‘Rajathanthiram’ better be worth it, I thought to myself, as I stepped into the familiar staleness of auditorum #2 at Towne 3. First it was a friend who hyped it, a trip on Saturday turned a no-show – “We haven’t received the disc yet.”, he announced without an air or apology and on Monday – “Sorry, we have the disc now, but not the key. Please call back”. This film was going to get it even if it was on par. Unfair on the movie? Yes. Was I in a mood to be fair? Nope.
Very excited and happy to report, ‘Rajathandhiram’ raises the bar for Tamil thrillers (and movies generally keeping away from the masala formula). After ‘Rajathandhiram’, it’s going to be a tough suit to follow. By a neat margin, this is one of the most satisfying, smart and entertaining movie of this year, even a notch above the cream of 2014 (and definitely those from 2013).
‘Rajathandiram’ satiates every probability of a tamil audience’s notion of a நல்ல படம், excels in every craft that gratifies a critic and sends you out with a smile on your face and a respect that very few movies accord you.
A heist film is predictable in certain ways. You pretty much know the ending, you can even guess the interval block and can clearly pick the script trying to muddle the predictability by throwing in too many characters and multiplying the motives by as many factors. So, how does the script stay ahead of us. The director, has an answer and it is never lazy, cheap or without breaking a sweat.
A G Amid, of course, is the master who pulls all these string with the grasp of a veteran, not a debutante. Keeping the thriller edge-of-the-seat is one thing, but never letting the humour run dry is a skill that is never an easy stock. The mark of a mature director is how seldom he cashes in on cliches, when it is ripe for the picking. Not just side-stepping cliches, the script treats its characters with a deeper mind and attributes that stays rational and true to type.
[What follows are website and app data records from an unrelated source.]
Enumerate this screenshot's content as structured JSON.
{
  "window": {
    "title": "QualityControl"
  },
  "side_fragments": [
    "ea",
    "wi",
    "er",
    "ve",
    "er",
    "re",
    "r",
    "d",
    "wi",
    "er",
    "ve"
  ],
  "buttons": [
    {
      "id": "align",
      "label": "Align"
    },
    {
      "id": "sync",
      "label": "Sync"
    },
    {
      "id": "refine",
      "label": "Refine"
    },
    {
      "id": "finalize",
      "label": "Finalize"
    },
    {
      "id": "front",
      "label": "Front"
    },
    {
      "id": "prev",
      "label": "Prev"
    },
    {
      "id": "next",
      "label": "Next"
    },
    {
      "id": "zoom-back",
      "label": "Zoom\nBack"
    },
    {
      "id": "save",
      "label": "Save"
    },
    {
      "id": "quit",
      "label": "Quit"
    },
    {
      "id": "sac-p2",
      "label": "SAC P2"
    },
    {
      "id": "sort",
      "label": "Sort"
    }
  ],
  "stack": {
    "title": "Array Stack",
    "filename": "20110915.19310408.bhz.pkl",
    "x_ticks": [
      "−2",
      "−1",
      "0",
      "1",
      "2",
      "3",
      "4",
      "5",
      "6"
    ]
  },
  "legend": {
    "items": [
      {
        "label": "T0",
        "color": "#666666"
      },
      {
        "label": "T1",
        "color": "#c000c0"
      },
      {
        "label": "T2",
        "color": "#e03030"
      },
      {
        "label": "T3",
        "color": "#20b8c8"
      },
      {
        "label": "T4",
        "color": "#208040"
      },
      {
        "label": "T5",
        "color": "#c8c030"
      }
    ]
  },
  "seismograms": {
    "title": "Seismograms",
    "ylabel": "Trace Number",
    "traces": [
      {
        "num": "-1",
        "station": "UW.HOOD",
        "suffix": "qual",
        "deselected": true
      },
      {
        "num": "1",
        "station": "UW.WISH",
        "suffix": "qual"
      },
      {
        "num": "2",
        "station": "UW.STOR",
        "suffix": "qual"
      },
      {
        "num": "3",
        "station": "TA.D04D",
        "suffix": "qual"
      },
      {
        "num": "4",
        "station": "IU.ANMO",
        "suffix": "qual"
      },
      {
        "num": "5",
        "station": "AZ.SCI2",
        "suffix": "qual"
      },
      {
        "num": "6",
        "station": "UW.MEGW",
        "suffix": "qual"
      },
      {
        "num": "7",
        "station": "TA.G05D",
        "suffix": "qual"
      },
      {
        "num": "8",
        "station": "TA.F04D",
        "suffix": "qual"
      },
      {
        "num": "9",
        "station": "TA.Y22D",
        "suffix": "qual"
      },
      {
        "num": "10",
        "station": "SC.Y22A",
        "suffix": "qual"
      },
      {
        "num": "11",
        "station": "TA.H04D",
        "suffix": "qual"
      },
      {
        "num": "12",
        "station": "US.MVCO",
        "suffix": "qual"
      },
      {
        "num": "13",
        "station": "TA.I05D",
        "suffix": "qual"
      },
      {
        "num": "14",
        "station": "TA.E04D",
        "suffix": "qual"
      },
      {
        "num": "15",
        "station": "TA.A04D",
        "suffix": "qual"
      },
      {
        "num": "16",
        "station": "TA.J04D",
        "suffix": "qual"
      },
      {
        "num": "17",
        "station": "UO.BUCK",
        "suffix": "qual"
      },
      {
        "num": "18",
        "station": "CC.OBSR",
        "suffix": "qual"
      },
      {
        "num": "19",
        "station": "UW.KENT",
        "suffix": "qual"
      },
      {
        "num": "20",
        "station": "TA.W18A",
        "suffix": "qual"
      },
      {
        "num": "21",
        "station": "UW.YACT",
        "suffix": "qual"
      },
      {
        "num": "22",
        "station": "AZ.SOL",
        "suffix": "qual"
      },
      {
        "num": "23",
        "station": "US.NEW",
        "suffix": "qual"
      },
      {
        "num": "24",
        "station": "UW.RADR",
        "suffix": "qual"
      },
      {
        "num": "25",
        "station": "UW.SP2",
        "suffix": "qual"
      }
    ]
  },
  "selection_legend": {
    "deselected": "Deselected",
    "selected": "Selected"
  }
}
There are minor things that you notice that spell immense promise for Amid. An emotionally charged confrontation between, friends on the cusp of being lovers, is nipped by the arrival of kids walking in line between the two; the scene is beautifully transformed into two aching hearts forced into silence and painful rumination. An inspector checking into his station, discreetly wipes his விபூதி off, to present himself has even-handed.
Veera (a GVM assistant) who had to pick up on the unfortunate opportunity of playing a Norman Bates in ‘Nadunisi Naaygal’ gets a rare (unlikely, in Tamil cinema) comeback with ‘Rajathandhiram’. Here is a chocolate-faced lead, in the mould of Madhavan, who breaks the cast to play a street-smart, conman with a heart of gold. The gorgeous Regina Cassandra, another actress who has played pretty unremarkable roles earlier in tamil, gets a proper showcase for her acting.
The guys who steals out heart is Darbuka Siva who isn’t just another RJ turned comedian, but an actor with a crafty sense of timing, delivery and the knack to gab in Madras lingo like he lives it. Pattiyal K Shekar as Kanchi Azhgappan is possibly a cool cross-forge of undramatic villainy between G Umapathi (in Agni Naksathiram) and Bharathiraja (in Aayitha Ezhuthu).
Picking Sandeep Chowta’s background score for a film with a single song (by G V Prakash) calls to attention the director’s judgement or having Ghibran for a brother has its perks with making pairing the right talent to he right genre.
I’d demand that Rajathandhiram ought to be watched in theatres. Of course, the word-of-mouth must have beat me to it.